▶ **Exercise description**
All of the entries below should be returned verbatim, apart from the pictures.

▶ **Records for this exercise**
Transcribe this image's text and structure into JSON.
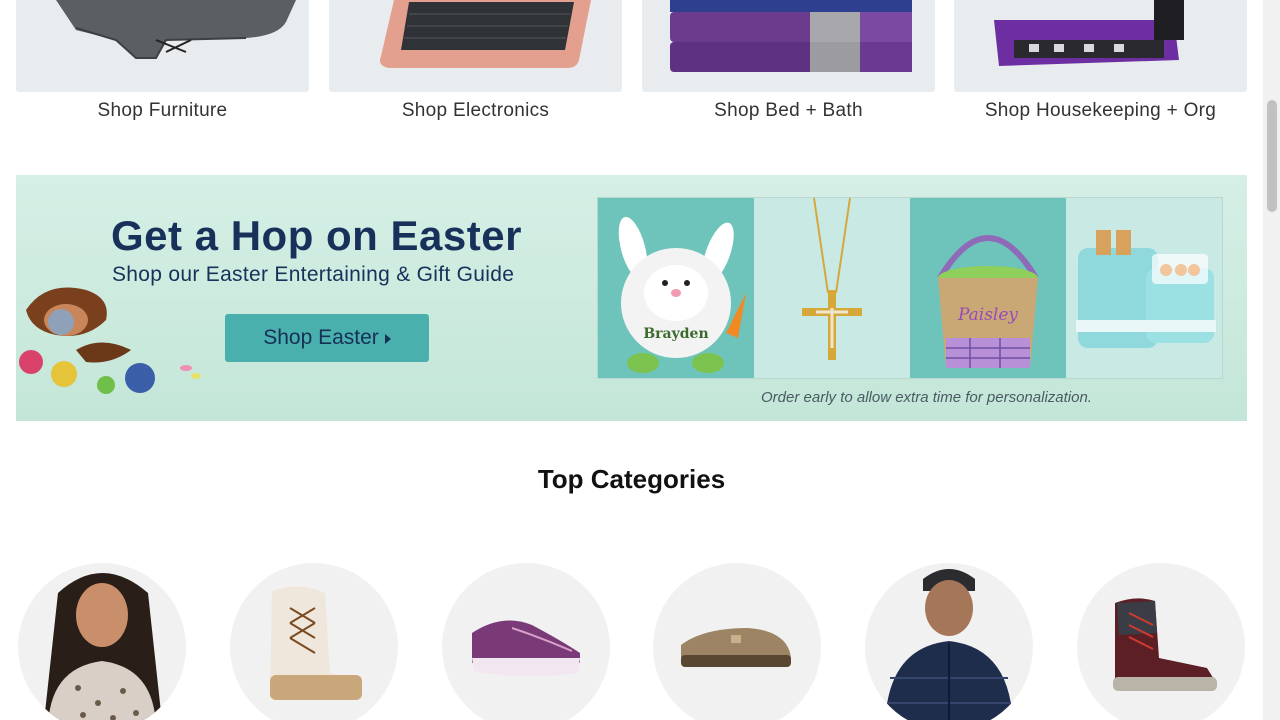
{
  "shop_tiles": [
    {
      "label": "Shop Furniture",
      "image": "recliner-chair"
    },
    {
      "label": "Shop Electronics",
      "image": "tablet-keyboard"
    },
    {
      "label": "Shop Bed + Bath",
      "image": "towel-stack"
    },
    {
      "label": "Shop Housekeeping + Org",
      "image": "vacuum-cleaner"
    }
  ],
  "banner": {
    "headline": "Get a Hop on Easter",
    "subheadline": "Shop our Easter Entertaining & Gift Guide",
    "button_label": "Shop Easter",
    "note": "Order early to allow extra time for personalization.",
    "bunny_name": "Brayden",
    "basket_name": "Paisley",
    "colors": {
      "background": "#cbeadd",
      "headline": "#17315a",
      "button": "#4ab0ad"
    }
  },
  "top_categories": {
    "title": "Top Categories",
    "items": [
      {
        "image": "woman-leopard-sweater"
      },
      {
        "image": "winter-lace-up-boot"
      },
      {
        "image": "purple-sneaker"
      },
      {
        "image": "suede-clog"
      },
      {
        "image": "man-puffer-jacket"
      },
      {
        "image": "hiking-boot"
      }
    ]
  }
}
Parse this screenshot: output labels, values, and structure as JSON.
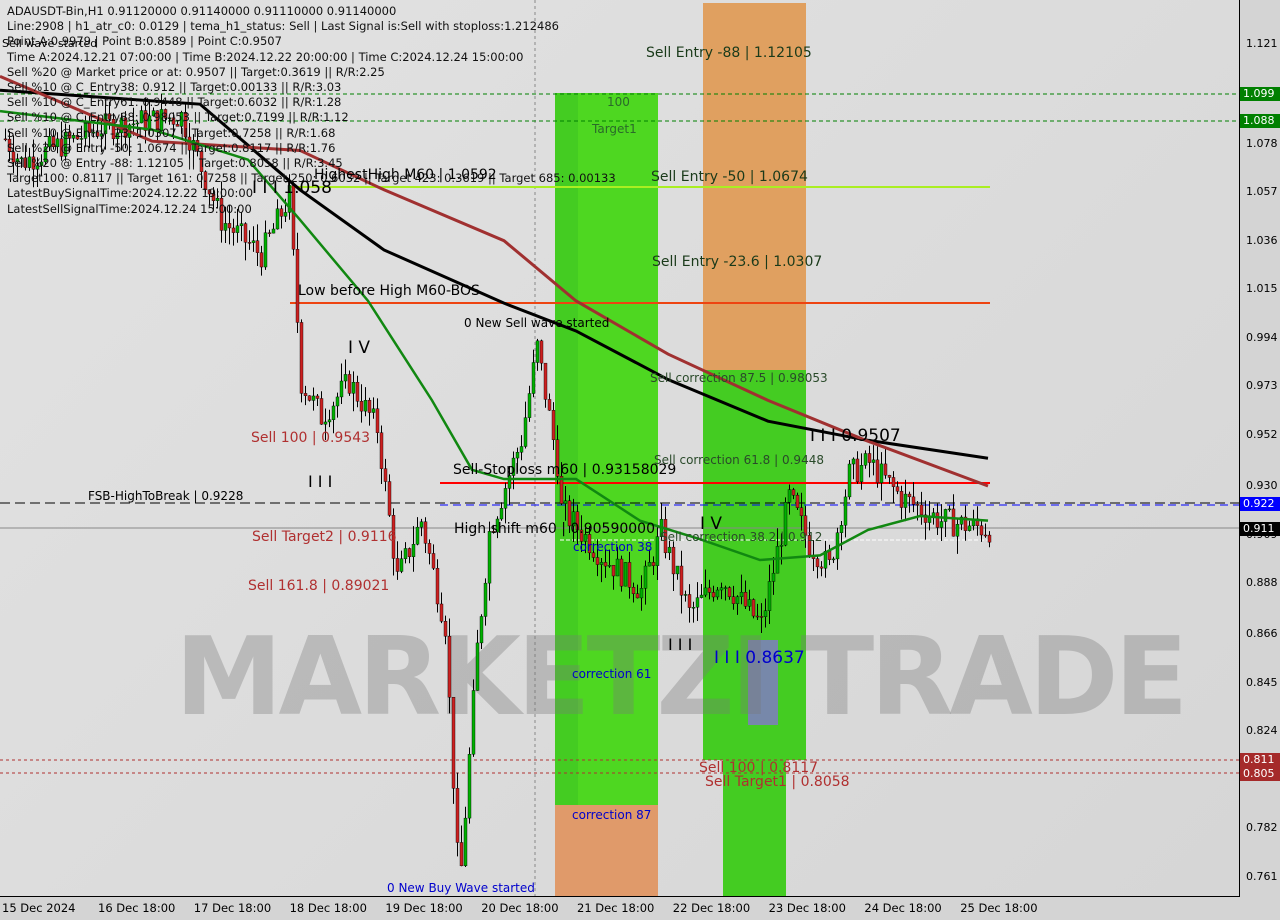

▶ **Problem solution**
Transcribe this image's text and structure into JSON.
{
  "shop_tiles": [
    {
      "label": "Shop Furniture",
      "image": "recliner-chair"
    },
    {
      "label": "Shop Electronics",
      "image": "tablet-keyboard"
    },
    {
      "label": "Shop Bed + Bath",
      "image": "towel-stack"
    },
    {
      "label": "Shop Housekeeping + Org",
      "image": "vacuum-cleaner"
    }
  ],
  "banner": {
    "headline": "Get a Hop on Easter",
    "subheadline": "Shop our Easter Entertaining & Gift Guide",
    "button_label": "Shop Easter",
    "note": "Order early to allow extra time for personalization.",
    "bunny_name": "Brayden",
    "basket_name": "Paisley",
    "colors": {
      "background": "#cbeadd",
      "headline": "#17315a",
      "button": "#4ab0ad"
    }
  },
  "top_categories": {
    "title": "Top Categories",
    "items": [
      {
        "image": "woman-leopard-sweater"
      },
      {
        "image": "winter-lace-up-boot"
      },
      {
        "image": "purple-sneaker"
      },
      {
        "image": "suede-clog"
      },
      {
        "image": "man-puffer-jacket"
      },
      {
        "image": "hiking-boot"
      }
    ]
  }
}
Parse this screenshot: output labels, values, and structure as JSON.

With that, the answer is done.